It generally is a matter of two visits to the dentist for placing a resin crown. This is so because it takes time as the crown which suits your tooth perfectly has to be hand crafted or custom made in the laboratory which requires skill and expertise.

Initially the tooth under treatment is numbed with local and topical anesthetic. After that, any kind of decay on the tooth is removed. Next, the tooth is reshaped with the help of a hand piece. Then a precise impression of the tooth is taken and a temporary crown is fitted on the tooth.

In the meantime, the permanent crown is manufactured in the laboratory. When the final resin crown is ready, again, the tooth is numbed and the new crown is fitted on it.
Personal care has to be taken when the temporary crown is placed on the tooth. The success of the treatment and the health of the gums all depend on this care.

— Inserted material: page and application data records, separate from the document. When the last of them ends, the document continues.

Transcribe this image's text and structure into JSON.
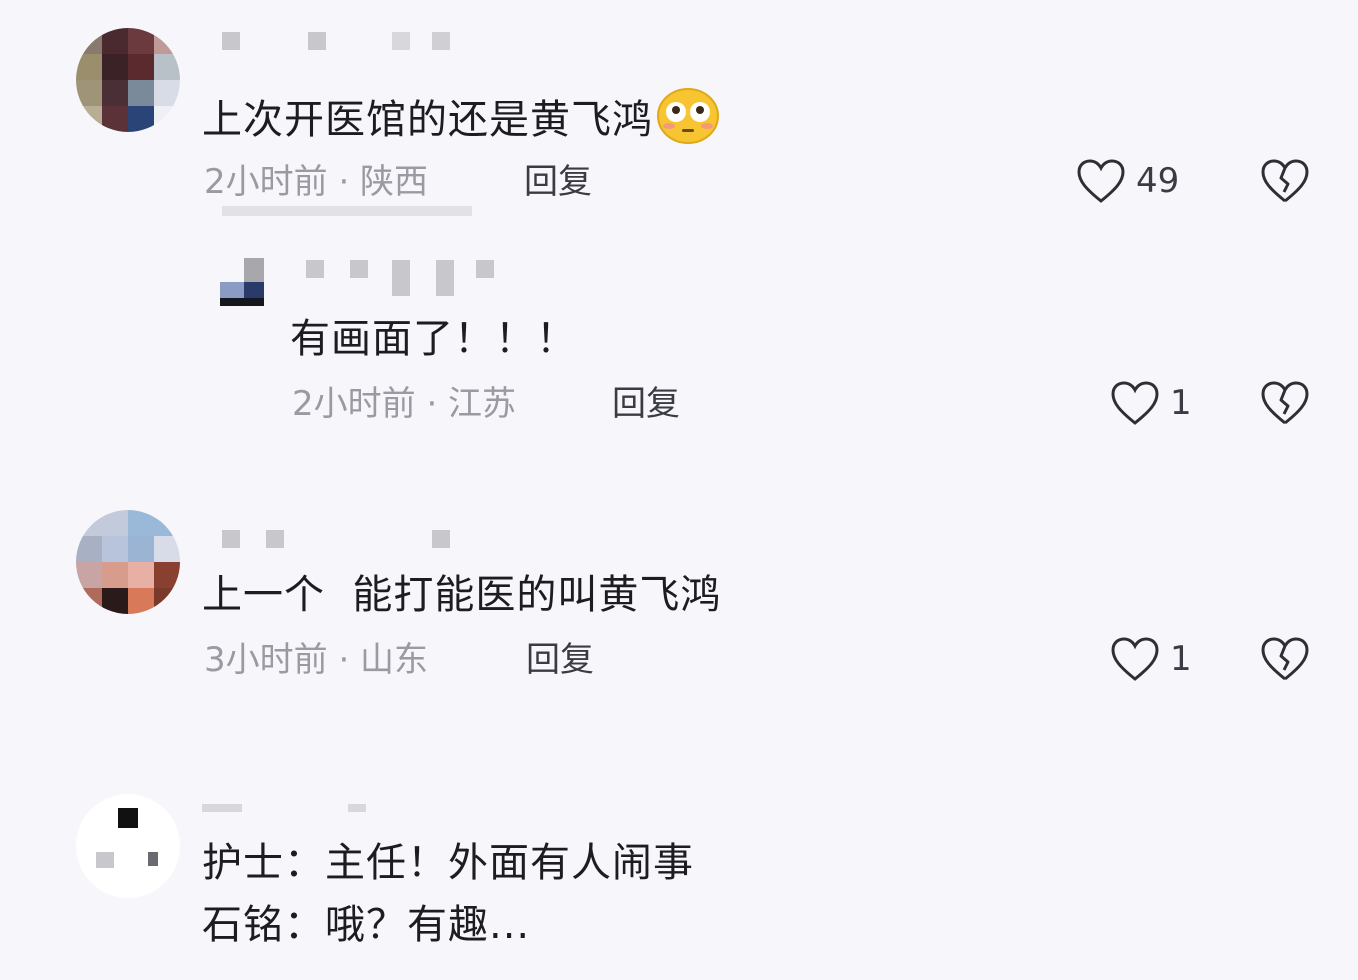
{
  "comments": [
    {
      "text": "上次开医馆的还是黄飞鸿",
      "meta": "2小时前 · 陕西",
      "reply_label": "回复",
      "likes": "49",
      "emoji": "flushed-face-emoji"
    },
    {
      "text": "有画面了！！！",
      "meta": "2小时前 · 江苏",
      "reply_label": "回复",
      "likes": "1"
    },
    {
      "text": "上一个  能打能医的叫黄飞鸿",
      "meta": "3小时前 · 山东",
      "reply_label": "回复",
      "likes": "1"
    },
    {
      "line1": "护士：主任！外面有人闹事",
      "line2": "石铭：哦？有趣..."
    }
  ],
  "icons": {
    "like": "heart-outline-icon",
    "dislike": "broken-heart-icon"
  },
  "colors": {
    "background": "#f7f7fb",
    "meta": "#9a9aa3",
    "text": "#1c1c22"
  }
}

How much does a resin crown cost?

Resin crowns in the US cost around $300. Resin is an affordable type of dental crown, however since it wears out relatively easily, you might want to consider some other type of crown.

To learn more about prices, read our article about dental crown costs.

Other crown types

Nowadays mostly all porcelain crowns are used to restore front teeth. The most popular types are zirconia, emax and lava crowns. Even though they are more expensive than resin crowns they are much more durable, so they might actually be more affordable on the long term.

Sometimes porcelain fused to metal crowns are also used for front teeth restoration, however this type of crown is somewhat less aesthetic than the all ceramic crowns.


Different crown types have different prices, to learn more about what affects crown prices, read our article here.

Resin crown procedure